(Last updated: August 6, 2015; last reviewed: August 6, 2015)
Lamivudine is classified as Food and Drug Administration Pregnancy Category C.
Lamivudine has weak mutagenic activity in one in vitro assay but no evidence of in vivo genotoxicity in rats at 35 to 45 times human exposure. Long-term animal carcinogenicity screening studies at 10 and 58 times human exposure have been negative in mice and rats, respectively.1
Lamivudine administered to rats at doses up to 4000 mg/kg/day, producing plasma levels 47 to 70 times those in humans, revealed no evidence of impaired fertility and no effect on the offspring’s survival, growth, and development up to the time of weaning.1
There is no evidence of lamivudine-induced teratogenicity at 35 times human plasma levels in rats and rabbits.
Early embryolethality was seen in rabbits at doses similar to human therapeutic exposure but not in rats at 35 times the human exposure level.1
Human Studies in Pregnancy
Pregnancy does not significantly affect lamivudine pharmacokinetic parameters, as reported in two separate studies.2,3 This was confirmed in a larger analysis of 114 pregnant women, 123 women in labor, and 47 non-pregnant women, in which all received standard once- or twice-daily lamivudine doses.4 Pregnant women had a 22% higher apparent clearance than non-pregnant and postpartum women, but this increase did not lead to sub-therapeutic exposure.
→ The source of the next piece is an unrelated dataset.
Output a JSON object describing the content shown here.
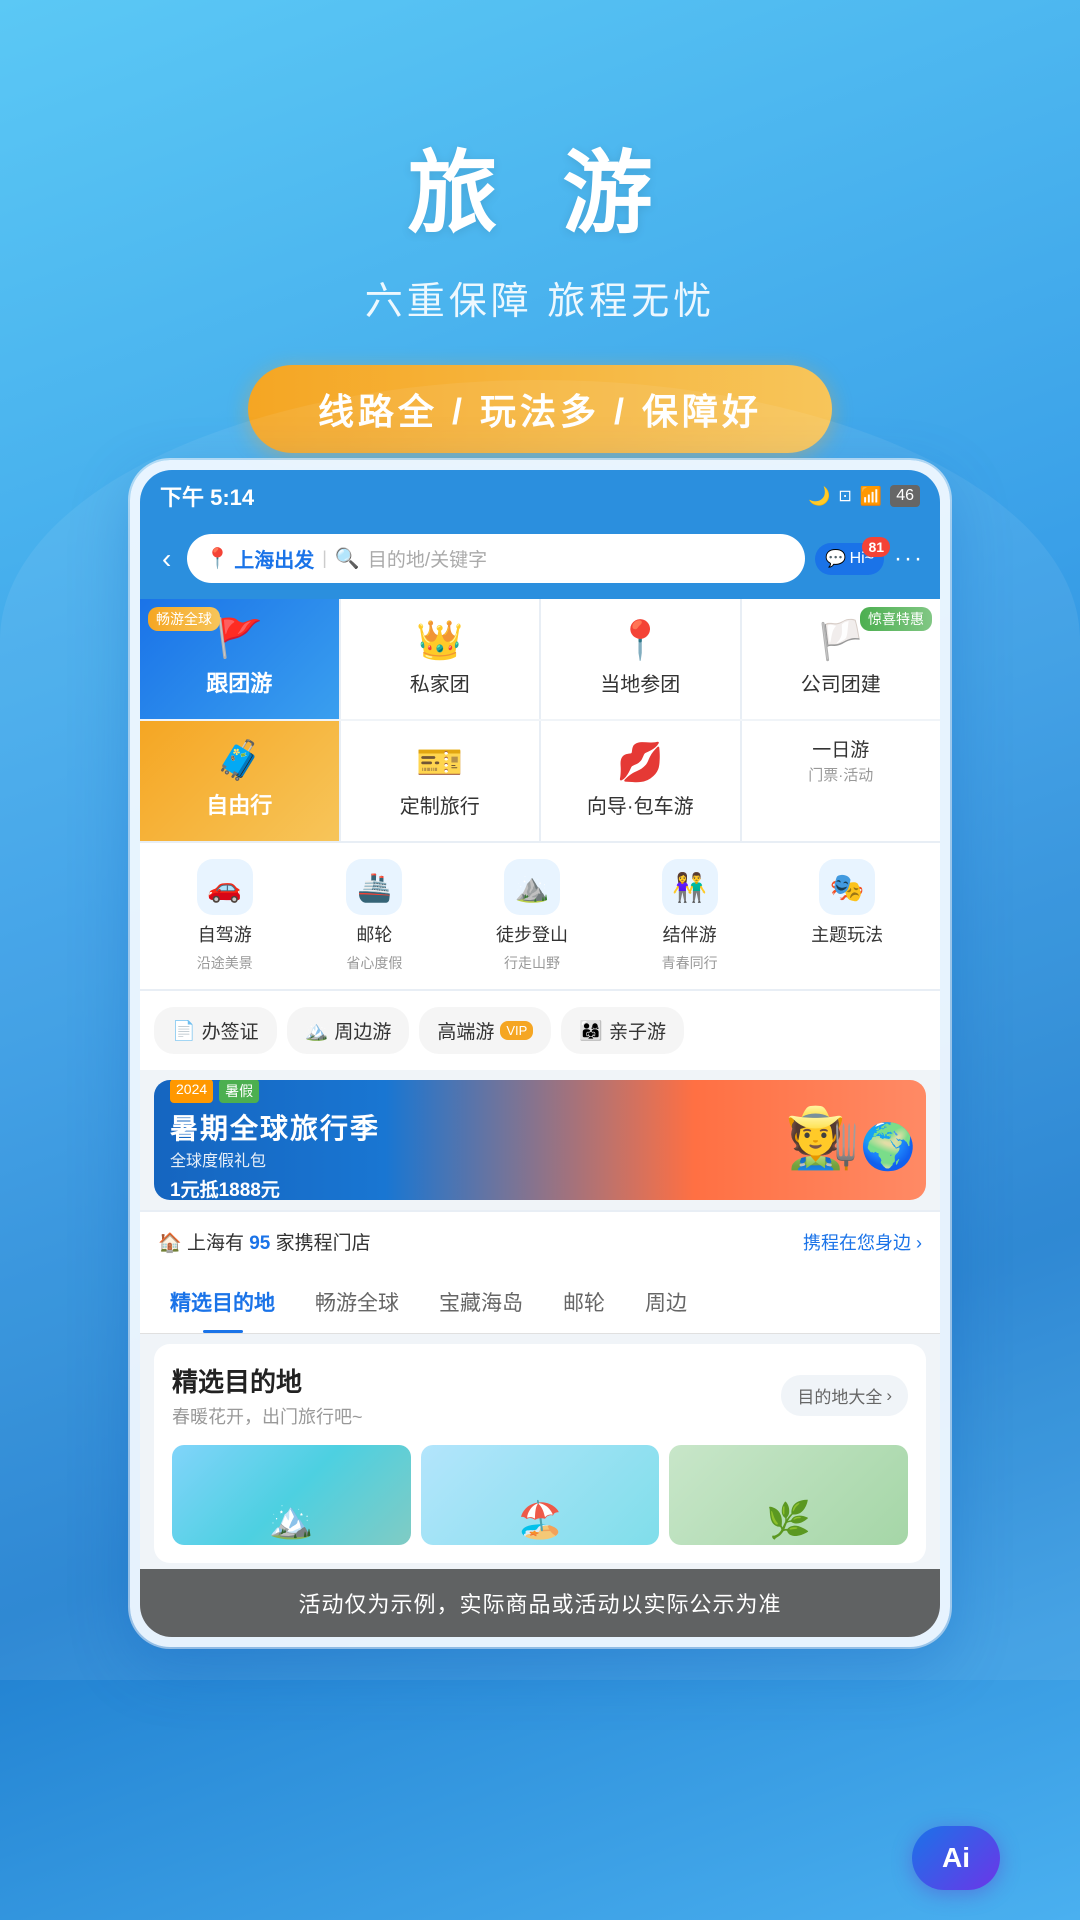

The level of lamivudine exposure in pregnant women, although lower than exposure in non-pregnant and parturient women, was relatively close to data reported previously for non-pregnant adults.4 Thus, no dose adjustment in pregnancy is necessary.
Placental and Breast Milk Passage
Lamivudine readily crosses the placenta in humans, achieving comparable cord blood and maternal concentrations.3 In a study of 123 mother/infant pairs, the placental transfer expressed as fetal-to-maternal area under the curve (AUC) ratio was 0.86, and the lamivudine amniotic fluid accumulation, expressed as the amniotic fluid-to-fetal AUC ratio, was 2.9.4 Other studies have also noted accumulation of lamivudine in amniotic fluid due to urinary excretion of lamivudine by the fetus into amniotic fluid.2
Lamivudine is excreted into human breast milk. In a study in Kenya of 67 HIV-infected nursing mothers receiving a combination regimen of zidovudine, lamivudine, and nevirapine, the median breast milk lamivudine concentration was 1,214 ng/mL and the median ratio of lamivudine concentration in breast milk to that in plasma was 2.56.5 In infants who were exposed to lamivudine only via breast milk, median plasma lamivudine concentration was 23 ng/mL (IC50 of lamivudine against wild-type HIV = 0.6–21 ng/mL).
In a large French cohort, lamivudine exposure in the first trimester was associated with an increased risk of overall birth defects (adjusted odds ratio = 1.37, 95% CI 1.06-1.73) but there was no organ system or specific birth defect that predominated.6 However, in the Antiretroviral Pregnancy Registry, sufficient numbers of first-trimester exposures to lamivudine in humans have been monitored to detect at least a 1.5-fold increase in risk of overall birth defects and a 2-fold increase in the most commonly occurring birth defects, such as defects of the cardiovascular and genitourinary systems. No such increase in birth defects has been observed with lamivudine. Among cases of first-trimester lamivudine exposure reported to the Antiretroviral Pregnancy Registry, the prevalence of birth defects was 3.1% (137 of 4,418 births; 95% CI, 2.6% to 3.7%) compared with a 2.7% total prevalence in the U.S. population, based on Centers for Disease Control and Prevention surveillance.7